Good News From An Agent
Some time ago, a writer called Chloe wrote this to me:
I had two full manuscript requests for my novel this week (I gave it to both agents non-exclusively). One of the agents has now offered to represent me. I plan to tell him that I’d love to meet up and discuss it, etc., etc. I also plan to tell the other agency that I’ve had this offer (I think it’s polite and professional – is that right?). I’ve been trawling around trying to find out what agents expect in this situation and the etiquette. I don’t want to offend the agent that’s made an offer by looking like I’m holding out for another one, but I also want to make sure I’m with the right agent.
Anyway, the bit of etiquette I can’t find an answer to is whether I should tell the three other agents I’ve submitted my partial to, or not. At the moment, presumably, my MS is sitting on their slush piles. Should I tell them that I’ve got an offer? Should I just tell them if/when I sign to an agency? They may well not be interested – I’ve had one other rejection already – but I want to be polite and do things “properly”.
(By the way, my first attempt at novel writing was critiqued by you and, although I didn’t find an agent for that, I learned so much from the critique. … Thanks very much!)
First off, congratulations to Chloe. Woo-hoo for her, and I’m delighted that we played an important role in the early part of her journey. Seeing someone make this huge leap from unrepresented to represented (or published) writer always the most thrilling aspect of what we do.
But what about this question of etiquette? What do you say to agents if you’re in Chloe’s fortunate position?
It’s Not Tea, It’s Business

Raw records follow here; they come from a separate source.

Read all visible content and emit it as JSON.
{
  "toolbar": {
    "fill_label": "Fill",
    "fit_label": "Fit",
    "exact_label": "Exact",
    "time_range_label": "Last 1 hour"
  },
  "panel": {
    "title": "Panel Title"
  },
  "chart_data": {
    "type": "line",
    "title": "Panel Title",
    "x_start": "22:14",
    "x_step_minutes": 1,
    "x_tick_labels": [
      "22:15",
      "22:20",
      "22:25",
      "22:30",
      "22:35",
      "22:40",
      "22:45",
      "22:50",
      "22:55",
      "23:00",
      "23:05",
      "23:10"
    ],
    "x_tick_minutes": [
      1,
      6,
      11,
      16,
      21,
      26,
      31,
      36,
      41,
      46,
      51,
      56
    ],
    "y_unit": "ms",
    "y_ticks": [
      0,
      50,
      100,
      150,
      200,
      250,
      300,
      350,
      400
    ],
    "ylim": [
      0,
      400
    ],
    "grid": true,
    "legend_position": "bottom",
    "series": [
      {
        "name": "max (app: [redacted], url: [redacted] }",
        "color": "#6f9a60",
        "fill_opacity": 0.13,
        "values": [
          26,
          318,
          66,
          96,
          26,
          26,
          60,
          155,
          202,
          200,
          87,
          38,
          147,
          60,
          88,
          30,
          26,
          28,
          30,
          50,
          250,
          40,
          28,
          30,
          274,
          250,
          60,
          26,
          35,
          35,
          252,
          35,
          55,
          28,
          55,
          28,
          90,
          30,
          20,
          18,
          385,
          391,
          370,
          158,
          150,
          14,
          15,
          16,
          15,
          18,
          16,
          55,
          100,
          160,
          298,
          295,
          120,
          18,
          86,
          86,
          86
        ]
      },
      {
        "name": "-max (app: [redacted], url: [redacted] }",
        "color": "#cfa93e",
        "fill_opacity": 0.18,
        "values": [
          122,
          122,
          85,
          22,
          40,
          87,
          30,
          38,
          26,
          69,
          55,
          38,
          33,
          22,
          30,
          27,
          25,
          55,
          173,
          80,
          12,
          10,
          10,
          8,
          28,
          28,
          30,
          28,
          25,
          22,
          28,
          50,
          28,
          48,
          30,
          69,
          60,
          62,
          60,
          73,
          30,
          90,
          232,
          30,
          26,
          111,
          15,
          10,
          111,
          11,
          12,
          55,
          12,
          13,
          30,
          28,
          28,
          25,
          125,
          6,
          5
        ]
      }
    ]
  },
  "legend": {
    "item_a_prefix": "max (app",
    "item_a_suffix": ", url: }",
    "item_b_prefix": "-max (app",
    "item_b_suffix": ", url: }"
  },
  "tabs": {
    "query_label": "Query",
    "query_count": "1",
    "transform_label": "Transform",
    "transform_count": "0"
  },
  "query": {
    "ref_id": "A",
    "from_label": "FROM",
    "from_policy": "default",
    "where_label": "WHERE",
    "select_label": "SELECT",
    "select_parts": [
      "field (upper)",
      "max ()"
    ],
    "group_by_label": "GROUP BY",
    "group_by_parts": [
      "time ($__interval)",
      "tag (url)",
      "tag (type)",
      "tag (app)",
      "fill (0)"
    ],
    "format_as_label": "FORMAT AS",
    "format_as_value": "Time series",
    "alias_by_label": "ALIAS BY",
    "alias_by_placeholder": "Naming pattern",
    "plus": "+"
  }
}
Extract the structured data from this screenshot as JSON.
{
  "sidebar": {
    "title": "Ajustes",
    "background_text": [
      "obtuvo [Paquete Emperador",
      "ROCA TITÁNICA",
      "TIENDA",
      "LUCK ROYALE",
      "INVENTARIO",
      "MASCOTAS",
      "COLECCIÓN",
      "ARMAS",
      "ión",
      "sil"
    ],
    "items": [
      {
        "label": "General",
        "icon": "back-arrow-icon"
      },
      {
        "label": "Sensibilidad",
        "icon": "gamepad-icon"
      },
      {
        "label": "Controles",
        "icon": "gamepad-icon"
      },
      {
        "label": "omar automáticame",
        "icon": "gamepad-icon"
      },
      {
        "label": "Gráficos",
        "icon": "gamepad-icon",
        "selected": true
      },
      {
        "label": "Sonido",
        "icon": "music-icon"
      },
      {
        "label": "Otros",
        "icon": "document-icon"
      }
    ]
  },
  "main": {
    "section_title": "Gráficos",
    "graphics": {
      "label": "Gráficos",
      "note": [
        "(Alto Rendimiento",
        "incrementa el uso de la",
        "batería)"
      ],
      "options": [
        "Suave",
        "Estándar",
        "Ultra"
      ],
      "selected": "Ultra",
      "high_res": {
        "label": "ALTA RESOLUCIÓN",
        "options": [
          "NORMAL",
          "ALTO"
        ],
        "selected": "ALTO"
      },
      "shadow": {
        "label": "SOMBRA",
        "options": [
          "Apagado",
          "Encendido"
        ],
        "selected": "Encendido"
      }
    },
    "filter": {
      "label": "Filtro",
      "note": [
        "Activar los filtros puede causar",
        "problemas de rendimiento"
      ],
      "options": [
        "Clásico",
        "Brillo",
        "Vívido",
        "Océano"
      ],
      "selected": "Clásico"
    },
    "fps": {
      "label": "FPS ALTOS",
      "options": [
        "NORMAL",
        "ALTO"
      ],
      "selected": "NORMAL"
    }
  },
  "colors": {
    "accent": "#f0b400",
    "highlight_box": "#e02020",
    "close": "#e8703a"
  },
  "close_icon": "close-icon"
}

Let’s start by dropping the idea that etiquette has anything to do with it. You’re not going to tea at the Ritz; you are about to enter one of the most important business transactions of your life. Naturally, because you’re a good sort of person, you will behave truthfully, courteously and professionally at all times — but you will also look after your own interests with fierce single-mindedness. This is your career, and it matters!
So of course you want to do what you can to maximise the chances of securing multiple offers of representation. That way, you can meet the various different literary agents and see who you feel most comfortable with. It’s like getting quotes from different builders – the only difference being that this relationship will likely last longer, have more influence on your career, and (you hope) be of greater financial significance.
Suggestions for How to Respond
I’d suggest that you try this.
With the agent who has your full manuscript, you drop a note saying something like this: “I’ve had an offer of representation elsewhere, but I don’t want to say yes or no to that offer until I’ve heard whether or not you might have an interest in this MS. If you do, I’d love to talk to you. Is there any chance that you might be able to read the manuscript within the week and let me know your thoughts? If that was feasible for you, it would be wonderful for me.”
An email along those lines is truthful, polite, a tad flattering – and it will serve your interests very well. In the meantime, it’s best simply to tell the agent who has made you the offer that you’d love to come in and see him but, gee, the next few days look difficult, is there any chance of coming by a week from Thursday…? Agents are much more used to competing for authors than you might think — so while no agent wants the competition, they’re unlikely to be offended.
What about Agents with Partials?
Then there’s also the question of what to do with those literary agents who have partial manuscripts, but not full ones. I would definitely try to loop those guys into your ring too. I would simply send an email – with the full manuscript attached – saying: “I’ve had an offer of representation, but don’t want to commit to it until I’ve heard back from you. I know that you may have a lot on your reading list, but if there was any chance of moving this manuscript up that list, I’d be delighted.”
That might sound pushy to you, but really, an email of that sort is welcome to most agents. After all, at the moment, they’ve got 100 manuscripts in the slushpile at their elbow. They know that they might have a real decision to make about 1, maybe 2, manuscripts in that pile at most. By sending the email I suggest, you essentially save a mountain of work for them, by alerting them to precisely the manuscript that is likely to be of most interest to them.
And when you do accept that sweet offer of representation from an agent, be sure to write to everybody and let them know that you’ve accepted representation elsewhere!
You don’t need me to remind you that tastes differ, and the market is hard. What boils one person’s kettle may leave another’s stony cold. But the fact that things are difficult and unpredictable only means that you should look after your interests as carefully as you can. These things matter and are for the long term. I’ve had at least eight editors in my life as a writer, not to mention numerous publishers and more publicists than I can shake a manicured fingernail at. But I’ve only had two literary agents, and I’d be quite surprised if I don’t stay with my current one until one or the other of us retires.
Best of luck, Chloe!